■ **What you are asked to do**: Using the listing that follows, report how many lines include the word "this", and add no other words.

■ **Data records**:
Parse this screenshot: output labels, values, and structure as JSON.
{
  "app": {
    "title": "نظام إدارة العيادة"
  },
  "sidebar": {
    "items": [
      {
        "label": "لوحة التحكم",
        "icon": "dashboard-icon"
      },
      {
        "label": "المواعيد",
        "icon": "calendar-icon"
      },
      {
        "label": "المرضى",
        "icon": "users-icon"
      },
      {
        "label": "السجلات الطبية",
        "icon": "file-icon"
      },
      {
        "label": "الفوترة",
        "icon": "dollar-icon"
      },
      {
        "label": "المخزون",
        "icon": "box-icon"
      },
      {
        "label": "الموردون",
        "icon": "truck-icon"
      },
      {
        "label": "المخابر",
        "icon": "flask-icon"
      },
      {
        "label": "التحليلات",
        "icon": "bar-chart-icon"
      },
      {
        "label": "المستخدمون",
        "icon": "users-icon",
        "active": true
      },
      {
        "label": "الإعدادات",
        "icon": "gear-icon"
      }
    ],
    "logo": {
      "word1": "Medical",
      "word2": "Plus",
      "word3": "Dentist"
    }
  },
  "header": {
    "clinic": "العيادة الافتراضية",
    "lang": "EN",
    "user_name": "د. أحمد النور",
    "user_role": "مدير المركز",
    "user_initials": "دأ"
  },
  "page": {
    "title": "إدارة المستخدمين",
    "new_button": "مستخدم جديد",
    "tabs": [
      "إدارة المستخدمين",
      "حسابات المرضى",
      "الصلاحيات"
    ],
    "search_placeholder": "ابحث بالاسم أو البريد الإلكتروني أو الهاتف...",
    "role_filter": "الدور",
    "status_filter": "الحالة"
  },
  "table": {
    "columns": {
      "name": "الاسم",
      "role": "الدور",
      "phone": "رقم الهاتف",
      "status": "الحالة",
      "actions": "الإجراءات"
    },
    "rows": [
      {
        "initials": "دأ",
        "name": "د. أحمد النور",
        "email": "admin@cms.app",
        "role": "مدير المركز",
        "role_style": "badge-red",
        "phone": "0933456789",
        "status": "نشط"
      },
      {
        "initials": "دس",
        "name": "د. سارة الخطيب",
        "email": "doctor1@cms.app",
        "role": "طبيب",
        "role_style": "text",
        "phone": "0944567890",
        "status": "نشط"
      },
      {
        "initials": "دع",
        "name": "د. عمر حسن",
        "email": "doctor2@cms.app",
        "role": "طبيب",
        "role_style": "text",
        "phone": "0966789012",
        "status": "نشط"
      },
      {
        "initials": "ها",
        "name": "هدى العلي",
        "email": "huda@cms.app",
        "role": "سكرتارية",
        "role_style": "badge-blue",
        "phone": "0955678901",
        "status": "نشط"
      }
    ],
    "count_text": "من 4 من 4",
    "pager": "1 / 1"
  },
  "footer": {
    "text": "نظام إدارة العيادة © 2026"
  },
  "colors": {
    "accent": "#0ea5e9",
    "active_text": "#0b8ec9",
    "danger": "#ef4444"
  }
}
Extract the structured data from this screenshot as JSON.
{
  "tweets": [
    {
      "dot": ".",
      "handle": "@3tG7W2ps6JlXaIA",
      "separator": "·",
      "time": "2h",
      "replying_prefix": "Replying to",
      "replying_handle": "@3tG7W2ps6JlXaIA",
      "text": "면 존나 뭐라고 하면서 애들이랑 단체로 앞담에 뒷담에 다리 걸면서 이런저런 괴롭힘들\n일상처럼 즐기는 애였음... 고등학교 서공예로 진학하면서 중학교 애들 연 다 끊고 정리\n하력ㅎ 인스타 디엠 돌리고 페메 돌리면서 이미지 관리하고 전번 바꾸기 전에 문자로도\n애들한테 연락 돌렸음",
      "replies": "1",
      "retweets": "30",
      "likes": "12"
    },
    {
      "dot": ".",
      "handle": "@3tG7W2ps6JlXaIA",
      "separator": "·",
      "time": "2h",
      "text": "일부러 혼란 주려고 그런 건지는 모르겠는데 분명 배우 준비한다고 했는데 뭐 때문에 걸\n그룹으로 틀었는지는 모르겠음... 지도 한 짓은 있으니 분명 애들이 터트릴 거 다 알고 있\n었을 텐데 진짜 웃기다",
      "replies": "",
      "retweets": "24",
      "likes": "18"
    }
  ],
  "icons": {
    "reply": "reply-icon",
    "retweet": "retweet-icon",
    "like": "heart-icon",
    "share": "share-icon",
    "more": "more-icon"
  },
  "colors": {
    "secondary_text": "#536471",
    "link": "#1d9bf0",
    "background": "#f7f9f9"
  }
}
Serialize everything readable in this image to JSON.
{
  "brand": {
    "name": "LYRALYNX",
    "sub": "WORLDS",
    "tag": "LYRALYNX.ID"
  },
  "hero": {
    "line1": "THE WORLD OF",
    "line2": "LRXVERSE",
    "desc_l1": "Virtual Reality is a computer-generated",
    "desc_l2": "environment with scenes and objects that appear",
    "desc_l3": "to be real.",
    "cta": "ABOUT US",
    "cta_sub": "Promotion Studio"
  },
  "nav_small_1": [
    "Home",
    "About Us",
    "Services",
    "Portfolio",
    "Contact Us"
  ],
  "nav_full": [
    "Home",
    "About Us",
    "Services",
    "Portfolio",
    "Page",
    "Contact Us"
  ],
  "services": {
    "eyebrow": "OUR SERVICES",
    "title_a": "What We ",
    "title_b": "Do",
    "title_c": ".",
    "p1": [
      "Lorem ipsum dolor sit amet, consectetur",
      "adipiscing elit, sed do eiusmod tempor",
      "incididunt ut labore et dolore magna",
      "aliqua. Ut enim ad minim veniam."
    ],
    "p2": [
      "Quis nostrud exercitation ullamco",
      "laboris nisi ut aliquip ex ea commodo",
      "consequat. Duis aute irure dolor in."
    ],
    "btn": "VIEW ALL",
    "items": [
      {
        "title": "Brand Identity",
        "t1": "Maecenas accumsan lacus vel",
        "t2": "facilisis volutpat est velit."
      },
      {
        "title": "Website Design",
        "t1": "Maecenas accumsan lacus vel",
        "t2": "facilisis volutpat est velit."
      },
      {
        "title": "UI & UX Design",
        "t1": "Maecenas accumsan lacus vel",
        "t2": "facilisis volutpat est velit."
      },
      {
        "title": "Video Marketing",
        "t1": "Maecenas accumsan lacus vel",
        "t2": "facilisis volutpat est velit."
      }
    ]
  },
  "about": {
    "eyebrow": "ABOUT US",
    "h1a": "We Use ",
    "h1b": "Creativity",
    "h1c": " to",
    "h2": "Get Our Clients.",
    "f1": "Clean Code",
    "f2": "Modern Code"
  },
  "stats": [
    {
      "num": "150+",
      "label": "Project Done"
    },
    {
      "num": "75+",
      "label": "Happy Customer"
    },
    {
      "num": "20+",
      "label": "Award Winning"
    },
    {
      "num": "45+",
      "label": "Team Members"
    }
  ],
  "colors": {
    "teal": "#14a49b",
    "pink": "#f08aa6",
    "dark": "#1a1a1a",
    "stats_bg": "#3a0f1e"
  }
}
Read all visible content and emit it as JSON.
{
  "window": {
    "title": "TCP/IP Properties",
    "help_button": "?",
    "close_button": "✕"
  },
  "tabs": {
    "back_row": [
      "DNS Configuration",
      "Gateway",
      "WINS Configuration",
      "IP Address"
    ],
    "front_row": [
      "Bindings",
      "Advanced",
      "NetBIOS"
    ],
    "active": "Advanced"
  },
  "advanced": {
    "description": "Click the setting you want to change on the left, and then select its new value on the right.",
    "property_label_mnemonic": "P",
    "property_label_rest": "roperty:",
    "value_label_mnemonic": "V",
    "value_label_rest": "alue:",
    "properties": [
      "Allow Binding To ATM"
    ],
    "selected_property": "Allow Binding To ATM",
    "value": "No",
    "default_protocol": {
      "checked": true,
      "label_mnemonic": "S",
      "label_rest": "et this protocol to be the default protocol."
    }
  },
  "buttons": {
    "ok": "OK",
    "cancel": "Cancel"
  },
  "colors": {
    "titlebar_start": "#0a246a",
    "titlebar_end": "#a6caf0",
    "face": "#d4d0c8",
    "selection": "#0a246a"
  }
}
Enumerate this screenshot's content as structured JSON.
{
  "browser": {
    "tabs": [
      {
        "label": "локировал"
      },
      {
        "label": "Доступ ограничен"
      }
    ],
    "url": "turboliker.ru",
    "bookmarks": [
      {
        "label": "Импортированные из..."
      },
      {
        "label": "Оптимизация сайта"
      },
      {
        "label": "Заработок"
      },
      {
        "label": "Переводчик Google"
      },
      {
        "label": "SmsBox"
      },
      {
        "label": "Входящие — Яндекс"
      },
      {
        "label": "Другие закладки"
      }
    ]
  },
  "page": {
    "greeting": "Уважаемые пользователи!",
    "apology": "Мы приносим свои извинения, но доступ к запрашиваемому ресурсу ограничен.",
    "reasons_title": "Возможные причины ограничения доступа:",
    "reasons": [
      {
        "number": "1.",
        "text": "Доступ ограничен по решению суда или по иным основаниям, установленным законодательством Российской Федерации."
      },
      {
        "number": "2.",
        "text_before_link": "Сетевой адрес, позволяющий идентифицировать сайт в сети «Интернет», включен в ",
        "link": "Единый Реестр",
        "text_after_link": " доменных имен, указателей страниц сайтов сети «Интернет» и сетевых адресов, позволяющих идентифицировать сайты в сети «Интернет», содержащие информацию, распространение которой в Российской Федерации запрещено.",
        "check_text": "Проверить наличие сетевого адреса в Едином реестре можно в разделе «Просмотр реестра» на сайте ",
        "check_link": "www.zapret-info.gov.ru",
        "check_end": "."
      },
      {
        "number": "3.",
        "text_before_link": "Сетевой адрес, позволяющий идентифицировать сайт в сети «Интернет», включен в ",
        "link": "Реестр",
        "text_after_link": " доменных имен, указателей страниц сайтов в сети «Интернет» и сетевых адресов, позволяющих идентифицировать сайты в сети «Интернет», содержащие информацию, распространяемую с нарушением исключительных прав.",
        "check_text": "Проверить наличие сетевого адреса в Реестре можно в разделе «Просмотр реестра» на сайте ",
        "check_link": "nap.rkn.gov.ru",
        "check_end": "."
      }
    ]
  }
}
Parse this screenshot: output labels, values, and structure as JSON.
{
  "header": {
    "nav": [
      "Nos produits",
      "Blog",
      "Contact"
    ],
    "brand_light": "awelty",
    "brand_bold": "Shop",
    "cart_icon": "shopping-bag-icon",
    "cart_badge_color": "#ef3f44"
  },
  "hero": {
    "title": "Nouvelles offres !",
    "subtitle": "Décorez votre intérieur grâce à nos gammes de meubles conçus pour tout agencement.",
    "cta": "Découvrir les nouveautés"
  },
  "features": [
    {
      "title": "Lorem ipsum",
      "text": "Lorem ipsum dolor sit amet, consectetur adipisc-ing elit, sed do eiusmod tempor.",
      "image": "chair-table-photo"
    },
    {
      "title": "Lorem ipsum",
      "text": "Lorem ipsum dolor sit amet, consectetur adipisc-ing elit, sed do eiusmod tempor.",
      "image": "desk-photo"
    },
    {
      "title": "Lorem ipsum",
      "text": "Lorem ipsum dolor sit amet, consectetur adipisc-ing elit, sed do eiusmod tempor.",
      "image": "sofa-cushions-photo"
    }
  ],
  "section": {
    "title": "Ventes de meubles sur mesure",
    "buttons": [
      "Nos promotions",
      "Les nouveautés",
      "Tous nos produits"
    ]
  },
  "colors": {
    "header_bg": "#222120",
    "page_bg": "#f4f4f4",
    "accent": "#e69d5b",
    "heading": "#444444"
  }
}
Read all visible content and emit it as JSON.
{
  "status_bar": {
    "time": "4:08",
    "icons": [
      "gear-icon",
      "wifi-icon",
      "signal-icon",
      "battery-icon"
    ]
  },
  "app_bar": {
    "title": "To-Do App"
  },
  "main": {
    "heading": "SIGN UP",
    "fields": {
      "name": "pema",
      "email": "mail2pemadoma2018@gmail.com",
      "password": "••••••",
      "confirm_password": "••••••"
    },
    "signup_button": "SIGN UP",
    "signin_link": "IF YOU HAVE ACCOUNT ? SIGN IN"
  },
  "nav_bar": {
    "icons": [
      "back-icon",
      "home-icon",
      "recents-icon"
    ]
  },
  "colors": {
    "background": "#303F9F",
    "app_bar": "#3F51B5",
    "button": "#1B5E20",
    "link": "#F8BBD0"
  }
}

■ **Answer below**: 6